Personally, I’m a no B.S. straight shooter and can come across as confrontational because I don’t like avoiding difficult conversations; it bothers me when other’s avoid them. This has served me both well and bad. I’ve never employed family members. But I have employed friends and started businesses with friends. Unfortunately, some of those friends are no longer my friends. Why? Because of difficult conversations. Either having them, or letting time pass until it all comes to a head.
Whenever I felt someone was avoiding me, I’d confront them. Which also created a problem because confrontation is not the right approach to having productive conversations with people; it’s something I’ve had to learn how to change.
On a recent conversation with a friend, I found out he fired his brother. Well, they kept him on a contract but took him off payroll. Not because they wanted to cut costs, but because he isn’t living up to expecations and being accountable. There were no conversations about his lack of accountability before the firing. They only told him they were “cutting costs” and would have to move him to a per hour contract.
What’s the problem here?
You inhibit people’s growth when you avoid having a difficult conversation with them
You are making a big mistake if you fire someone before giving them a chance to improve, or don’t point out areas of improvement before hand. Basically, you inhibit people’s growth when you avoid having a difficult conversation with them; in my eyes, you become less of a leader when you avoid them because it shows you don’t care about the person.
How can you best approach difficult conversations?
I’ve sinced learned to reframe difficult conversations as discovery conversations and approach them with curiosity to learn about another person’s perspective. This changes everything because we have to converse with people, and conversation is the foundation of relationships; conversations become easier when you approach them with an open mind and curiosity.

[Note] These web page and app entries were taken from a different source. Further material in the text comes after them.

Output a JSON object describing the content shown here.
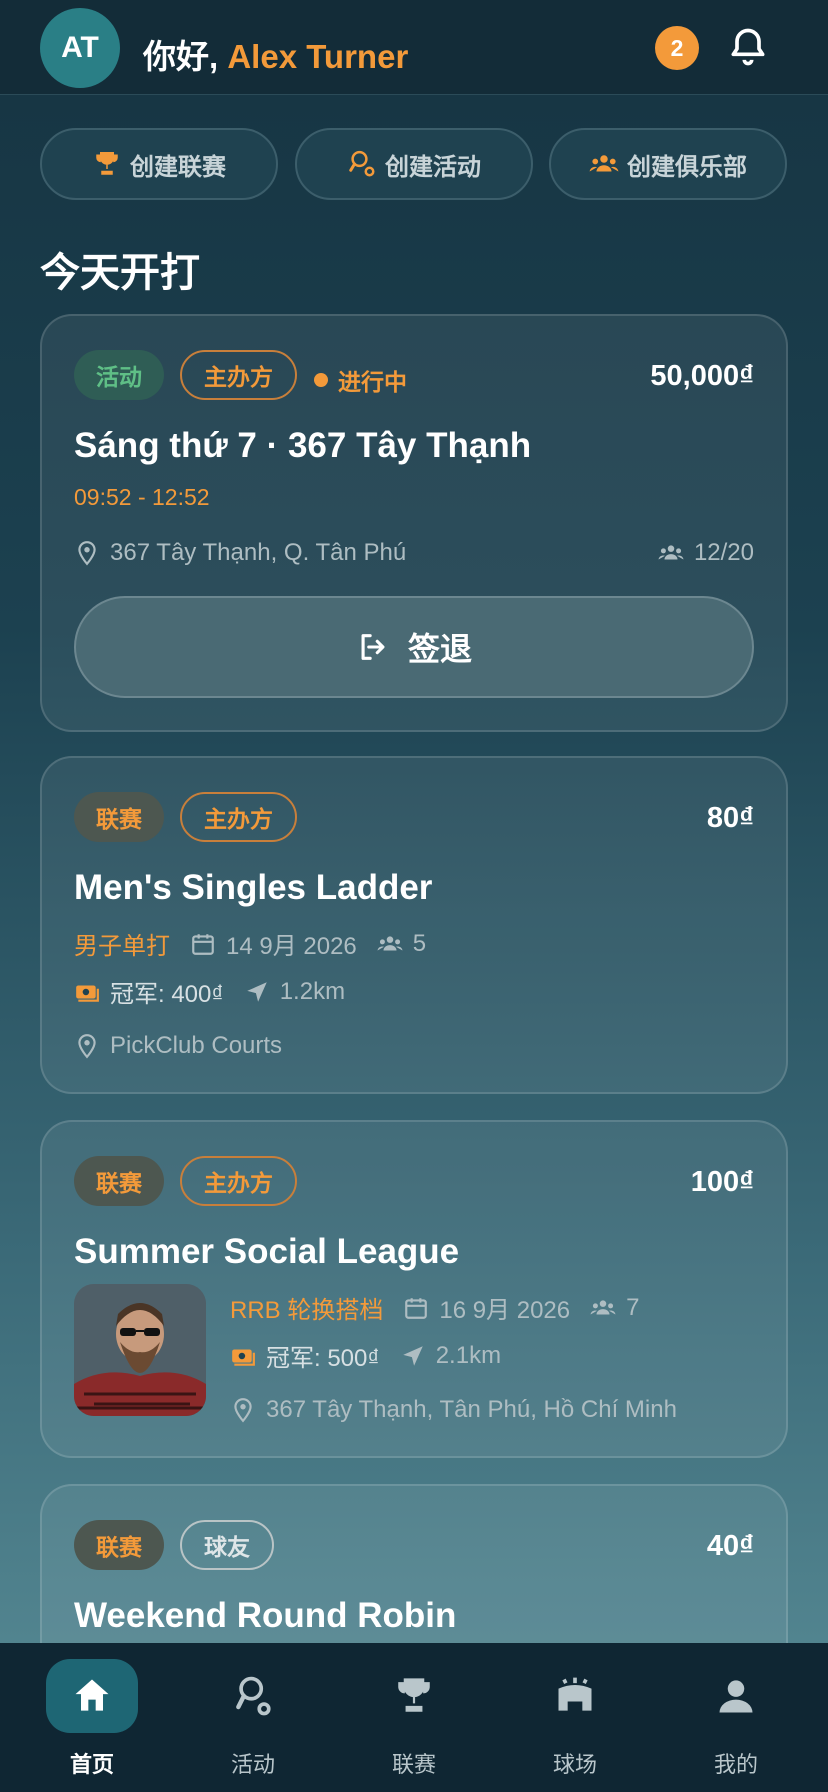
{
  "header": {
    "avatar_initials": "AT",
    "greeting_prefix": "你好, ",
    "user_name": "Alex Turner",
    "notification_count": "2"
  },
  "quick_actions": [
    {
      "label": "创建联赛",
      "icon": "trophy-icon"
    },
    {
      "label": "创建活动",
      "icon": "paddle-icon"
    },
    {
      "label": "创建俱乐部",
      "icon": "group-icon"
    }
  ],
  "section_title": "今天开打",
  "cards": [
    {
      "type_label": "活动",
      "role_label": "主办方",
      "status": "进行中",
      "price": "50,000₫",
      "title": "Sáng thứ 7 · 367 Tây Thạnh",
      "time": "09:52 - 12:52",
      "location": "367 Tây Thạnh, Q. Tân Phú",
      "participants": "12/20",
      "action_label": "签退"
    },
    {
      "type_label": "联赛",
      "role_label": "主办方",
      "price": "80₫",
      "title": "Men's Singles Ladder",
      "format": "男子单打",
      "date": "14 9月 2026",
      "players": "5",
      "prize": "冠军: 400₫",
      "distance": "1.2km",
      "location": "PickClub Courts"
    },
    {
      "type_label": "联赛",
      "role_label": "主办方",
      "price": "100₫",
      "title": "Summer Social League",
      "format": "RRB 轮换搭档",
      "date": "16 9月 2026",
      "players": "7",
      "prize": "冠军: 500₫",
      "distance": "2.1km",
      "location": "367 Tây Thạnh, Tân Phú, Hồ Chí Minh"
    },
    {
      "type_label": "联赛",
      "role_label": "球友",
      "price": "40₫",
      "title": "Weekend Round Robin"
    }
  ],
  "bottom_nav": [
    {
      "label": "首页",
      "icon": "home-icon",
      "active": true
    },
    {
      "label": "活动",
      "icon": "paddle-icon",
      "active": false
    },
    {
      "label": "联赛",
      "icon": "trophy-icon",
      "active": false
    },
    {
      "label": "球场",
      "icon": "stadium-icon",
      "active": false
    },
    {
      "label": "我的",
      "icon": "user-icon",
      "active": false
    }
  ],
  "colors": {
    "accent": "#f39a3a",
    "active_nav": "#1e6674",
    "activity_green": "#5fbf86"
  }
}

Also, this will help you in the long run because the ability to follow up and build a relationship after a hard conversation matters just as much as the skill of tackling that initial difficult conversation.

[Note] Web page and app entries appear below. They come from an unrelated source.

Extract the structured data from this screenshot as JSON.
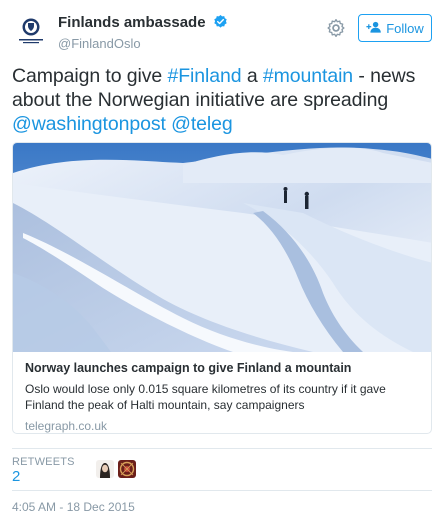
{
  "header": {
    "display_name": "Finlands ambassade",
    "handle": "@FinlandOslo",
    "follow_label": "Follow"
  },
  "tweet": {
    "parts": [
      {
        "text": "Campaign to give ",
        "link": false
      },
      {
        "text": "#Finland",
        "link": true
      },
      {
        "text": " a ",
        "link": false
      },
      {
        "text": "#mountain",
        "link": true
      },
      {
        "text": " - news about the Norwegian initiative are spreading ",
        "link": false
      },
      {
        "text": "@washingtonpost",
        "link": true
      },
      {
        "text": " ",
        "link": false
      },
      {
        "text": "@teleg",
        "link": true
      }
    ]
  },
  "card": {
    "title": "Norway launches campaign to give Finland a mountain",
    "description": "Oslo would lose only 0.015 square kilometres of its country if it gave Finland the peak of Halti mountain, say campaigners",
    "domain": "telegraph.co.uk"
  },
  "stats": {
    "retweets_label": "RETWEETS",
    "retweets_count": "2"
  },
  "timestamp": "4:05 AM - 18 Dec 2015",
  "colors": {
    "link": "#1b95e0",
    "verified": "#1da1f2",
    "muted": "#8899a6"
  }
}
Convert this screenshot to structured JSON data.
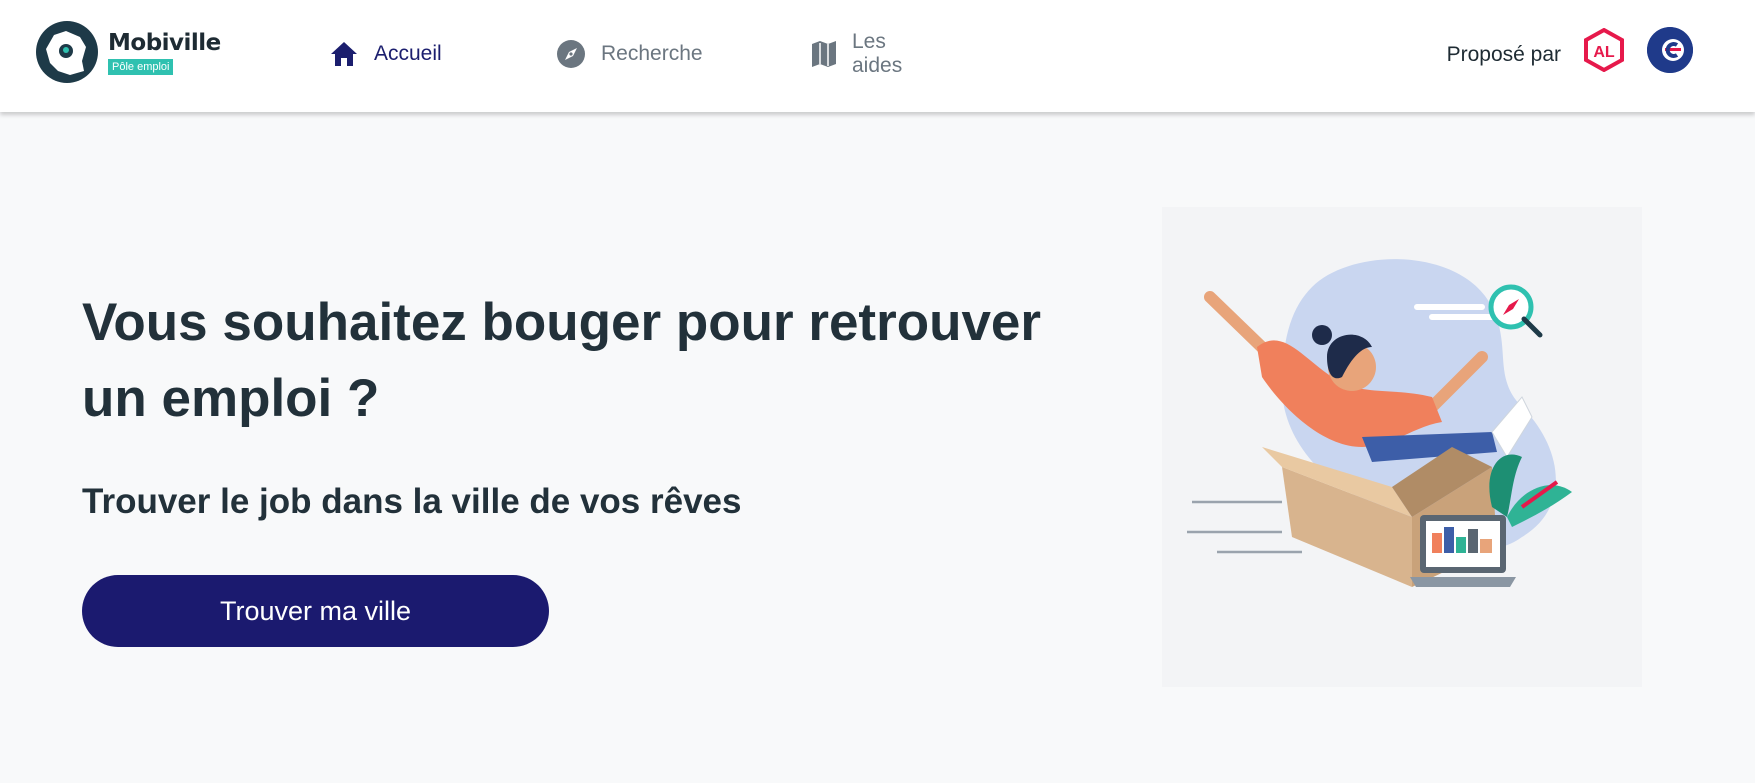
{
  "header": {
    "brand": {
      "name": "Mobiville",
      "tag": "Pôle emploi"
    },
    "nav": [
      {
        "label": "Accueil",
        "icon": "home-icon",
        "active": true
      },
      {
        "label": "Recherche",
        "icon": "compass-icon",
        "active": false
      },
      {
        "label": "Les aides",
        "icon": "map-icon",
        "active": false
      }
    ],
    "partners": {
      "label": "Proposé par",
      "logos": [
        "action-logement-logo",
        "pole-emploi-logo"
      ]
    }
  },
  "hero": {
    "title": "Vous souhaitez bouger pour retrouver un emploi ?",
    "subtitle": "Trouver le job dans la ville de vos rêves",
    "cta_label": "Trouver ma ville",
    "illustration": "person-in-moving-box-illustration"
  },
  "colors": {
    "primary": "#1b1a6f",
    "text": "#22313a",
    "accent": "#2fc1b0",
    "nav_inactive": "#6b7680",
    "partner_red": "#e6194b",
    "partner_blue": "#1f3a8a"
  }
}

Leadership is about communication
Most people don’t learn, and don’t care to learn, how to have difficult conversations. But avoiding them is mistake leaders can’t afford to make. Trust is the foundation of leadership, and effective leadership is not possible without effective communication skills. And, being skilled at having difficult conversations should be a the top of your personal development list if you are to become a better leader. Remember, we need to get comfortable with being uncomfortable – that is how we grow and develop.
Bottom line: The biggest mistake leaders make when avoiding difficult conversations is inhibiting other people’s growth. Real leaders don’t avoid tough conversations, they embrace them. Why? Because they know they can learn so much more from another person, and themselves, when they have them; which then deepens relationships and opens the door to unleashing others.